Appraisal Video: (4:28)
GUEST: My mother inherited them from her father, who got them from his father. So it goes back, as far as I know, to my great-grandfather.
APPRAISER: Let's start with this high chest-- the highboy. What you brought in is a nice, probably circa 1740 to 1770 or so, highboy-- a flattop model. I know you know what's hidden right here, right?
GUEST: And I figured you did, too.
APPRAISER: I figured it out. But, you know, that document drawer-- or little cornice drawer... Now, a really smart burglar would know that was there-- know the money was there.
GUEST: They weren't fooling anybody, then.
APPRAISER: They weren't fooling anybody. It's made of birchwood, which we do see in New England. So it's made in two sections. You have these nice, molded drawers, right? With the original-looking brass-- Queen Anne brasses. And then you have this bottom section with a beautiful carved fan. That's a real nice touch. And it would have cost a little extra in the 1740s. And then this nice, arched valance here, where there would have been a little, probably a drop at one time, and then the legs. Now, these are actually added on. They've been spliced in. And do you see that split? And you see it's on every single one, and there are two pins on each side attaching it. So, at some point, the legs rotted or they snapped, and some family member of yours worked on it, which is okay. It would have had a probably a more of an "S" curve. See how these are a little bit straight-looking? So that's something that does affect value. The piece is worth, in a shop, with the spliced legs, probably about $1,200 to $1,500, okay? If it didn't have the spliced legs, the legs would be curvier. Because of the old finish and the original brasses, it would probably be, like, $12,000 to $15,000. There's a major difference there.
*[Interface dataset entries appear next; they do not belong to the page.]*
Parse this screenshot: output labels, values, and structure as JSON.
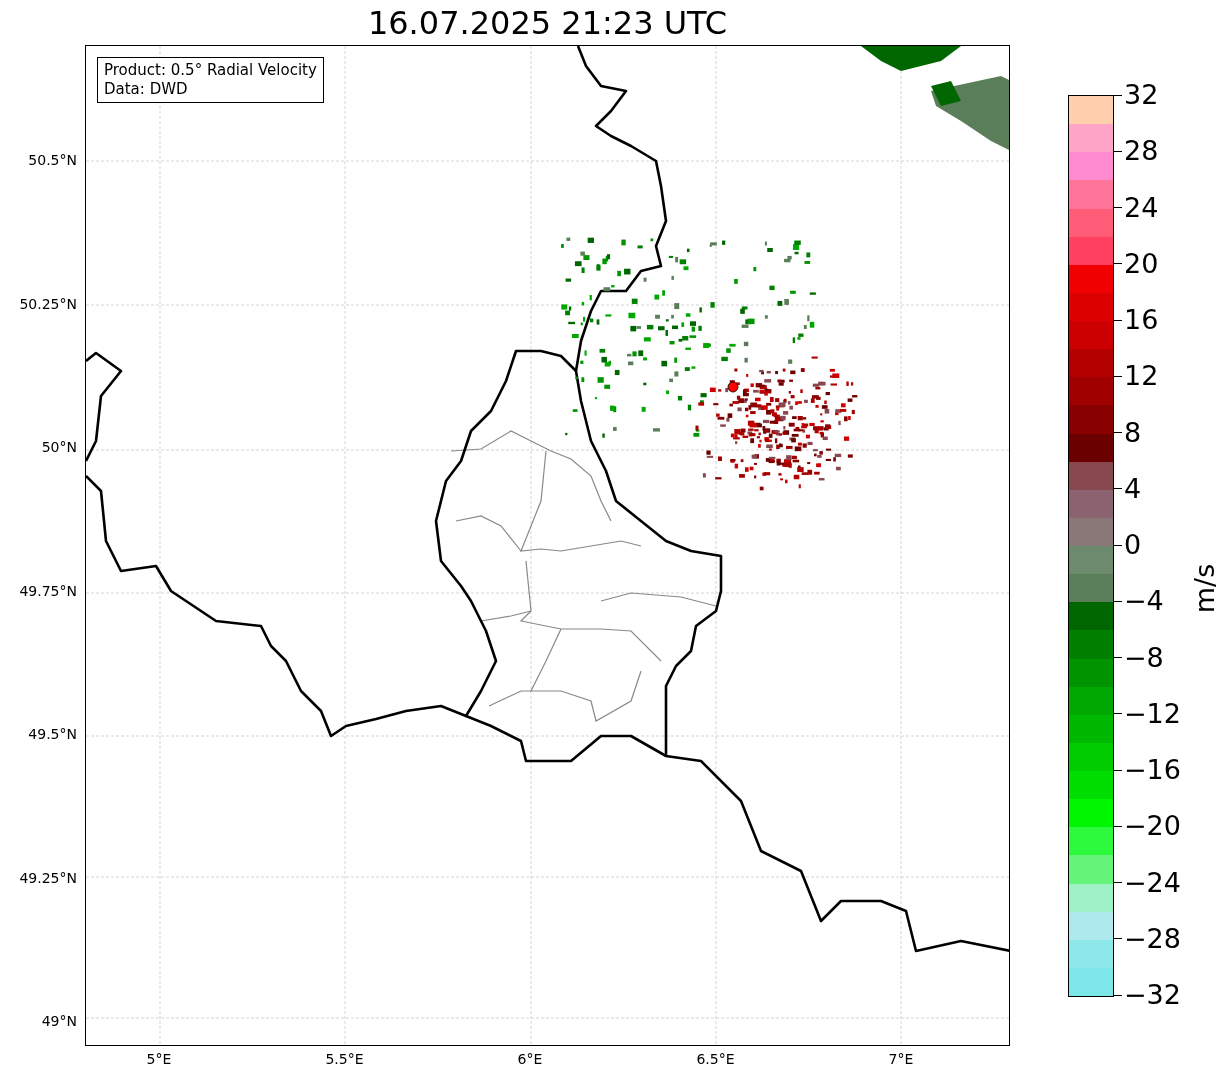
{
  "title": "16.07.2025 21:23 UTC",
  "legend": {
    "lines": [
      "Product: 0.5° Radial Velocity",
      "Data: DWD"
    ]
  },
  "lat_ticks": [
    "50.5°N",
    "50.25°N",
    "50°N",
    "49.75°N",
    "49.5°N",
    "49.25°N",
    "49°N"
  ],
  "lon_ticks": [
    "5°E",
    "5.5°E",
    "6°E",
    "6.5°E",
    "7°E"
  ],
  "colorbar": {
    "unit": "m/s",
    "ticks": [
      "32",
      "28",
      "24",
      "20",
      "16",
      "12",
      "8",
      "4",
      "0",
      "−4",
      "−8",
      "−12",
      "−16",
      "−20",
      "−24",
      "−28",
      "−32"
    ],
    "bands": [
      {
        "color": "#ffcfae"
      },
      {
        "color": "#ffa6c8"
      },
      {
        "color": "#ff8ad0"
      },
      {
        "color": "#ff7499"
      },
      {
        "color": "#ff5c78"
      },
      {
        "color": "#ff4060"
      },
      {
        "color": "#f00000"
      },
      {
        "color": "#dd0000"
      },
      {
        "color": "#cc0000"
      },
      {
        "color": "#b50000"
      },
      {
        "color": "#a00000"
      },
      {
        "color": "#880000"
      },
      {
        "color": "#6b0000"
      },
      {
        "color": "#884850"
      },
      {
        "color": "#8a6270"
      },
      {
        "color": "#8a7878"
      },
      {
        "color": "#6e8a6e"
      },
      {
        "color": "#5a7d5a"
      },
      {
        "color": "#006600"
      },
      {
        "color": "#007f00"
      },
      {
        "color": "#009400"
      },
      {
        "color": "#00a800"
      },
      {
        "color": "#00b800"
      },
      {
        "color": "#00cc00"
      },
      {
        "color": "#00dd00"
      },
      {
        "color": "#00f500"
      },
      {
        "color": "#2dfa3c"
      },
      {
        "color": "#64f47a"
      },
      {
        "color": "#9ff2c8"
      },
      {
        "color": "#ade9ed"
      },
      {
        "color": "#8ee8ea"
      },
      {
        "color": "#7de6e8"
      }
    ]
  }
}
GUEST: There's a big difference.
APPRAISER: I know. It is. I know. But you know something? Come on over here.
APPRAISER: Now, this piece. What would you like to know on this?
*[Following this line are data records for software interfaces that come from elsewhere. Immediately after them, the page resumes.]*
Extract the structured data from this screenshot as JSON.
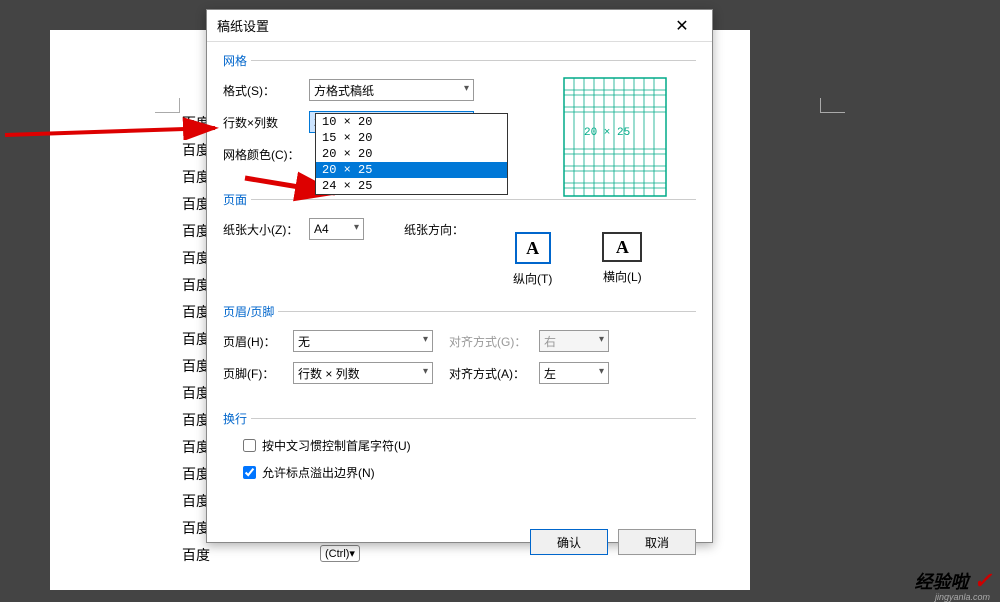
{
  "dialog": {
    "title": "稿纸设置",
    "close": "✕"
  },
  "grid_section": {
    "legend": "网格",
    "format_label": "格式(S)：",
    "format_value": "方格式稿纸",
    "rowcol_label": "行数×列数",
    "rowcol_value": "20 × 25",
    "color_label": "网格颜色(C)：",
    "dropdown": [
      "10 × 20",
      "15 × 20",
      "20 × 20",
      "20 × 25",
      "24 × 25"
    ],
    "preview_label": "20 × 25"
  },
  "page_section": {
    "legend": "页面",
    "size_label": "纸张大小(Z)：",
    "size_value": "A4",
    "orient_label": "纸张方向：",
    "portrait_label": "纵向(T)",
    "landscape_label": "横向(L)"
  },
  "header_section": {
    "legend": "页眉/页脚",
    "header_label": "页眉(H)：",
    "header_value": "无",
    "align_g_label": "对齐方式(G)：",
    "align_g_value": "右",
    "footer_label": "页脚(F)：",
    "footer_value": "行数 × 列数",
    "align_a_label": "对齐方式(A)：",
    "align_a_value": "左"
  },
  "wrap_section": {
    "legend": "换行",
    "chk1_label": "按中文习惯控制首尾字符(U)",
    "chk2_label": "允许标点溢出边界(N)"
  },
  "buttons": {
    "ok": "确认",
    "cancel": "取消"
  },
  "bg_lines": [
    "百度",
    "百度",
    "百度",
    "百度",
    "百度",
    "百度",
    "百度",
    "百度",
    "百度",
    "百度",
    "百度",
    "百度",
    "百度",
    "百度",
    "百度",
    "百度",
    "百度"
  ],
  "ctrl_tag": "(Ctrl)▾",
  "watermark": {
    "text": "经验啦",
    "sub": "jingyanla.com",
    "check": "✓"
  },
  "chart_data": null
}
GUEST: Well, at first, my mother thought they were matched, because of the shell design.
APPRAISER: Because of the shell. Right. We can see the claw legs make it a completely different piece.
GUEST: This piece was with my grandfather, and it was left over from his father's home, which... which it burned down. But these pieces were in the servants' quarters, so they survived.
APPRAISER: So they survived. Now, you have a piece, looking at it from here, that does appear a little too wide, and this skirt is very extreme, and it's not a typical skirt for Connecticut. And these are basically more Philadelphia-shaped feet, claw-and-ball feet, for a piece that is supposed to be made up in Connecticut. The interesting thing is you have the original engraved brasses on the drawers. I mean, those are 1720 to 1740, original engraved brasses. If you look at these drawers, it basically looks like a birchwood, and secondary wood is poplar, which is typical of Connecticut, and nice 1740s nails. Really, really nice. Absolutely original. Look at these big, chunky dovetails. They were used in heavy stock. They couldn't cut it really thin. They were working up in the country, up in Connecticut, so it's typical-- all typical-- of Connecticut. These drawers-- they're all absolutely right. The shell-carved drawer-- absolutely, absolutely, right. And that really is the soul of the piece-- these drawers. Okay? Now I'm going to show you something around the back. That's the original back right there. You see this paint coming up here? Somebody just got a brush dry, or decorated the back. But look over here, Terry. You see those marks? I don't know if you do any woodwork.
GUEST: Oh, yeah.
APPRAISER: Those tool marks are chatter marks from a machine saw-- from an electric saw. So this piece, you have some old parts, like the drawers and the backboard, but... And I'm going to ask Ron to run in here and help me flip this over. Thank you, Ron. That's my buddy Ron. The skirt here has machine tool marks. You can also see some machining over here from an electric tool. So we know that none of this is original. If we look down at the inside of the piece, Terry, that leg that you saw-- you see that color difference?
GUEST: Oh, yes.
APPRAISER: So, new legs and these skirts are all new. And, if you look down at that top and see the difference, you have a cherrywood top on a birchwood case. See the difference in color down in there?
GUEST: Yes. Absolutely.
APPRAISER: Terry, one really neat thing is that the original-- probably original-- chalk marks are here from assembling the backboards to... Isn't that cool?
GUEST: That is.
APPRAISER: That's a really nice thing to have. Let's flip it back up. Thanks. Thank you again, Ron.
RON: You're welcome.
APPRAISER: We're going to spin this around. Connecticut lowboys can be very valuable. They can go up to $20,000, $30,000, $40,000, $50,000. The condition affects the value drastically. It's a fragment of what it was. So it's probably worth about $800.
APPRAISER: But it's priceless to your family.
GUEST: It is.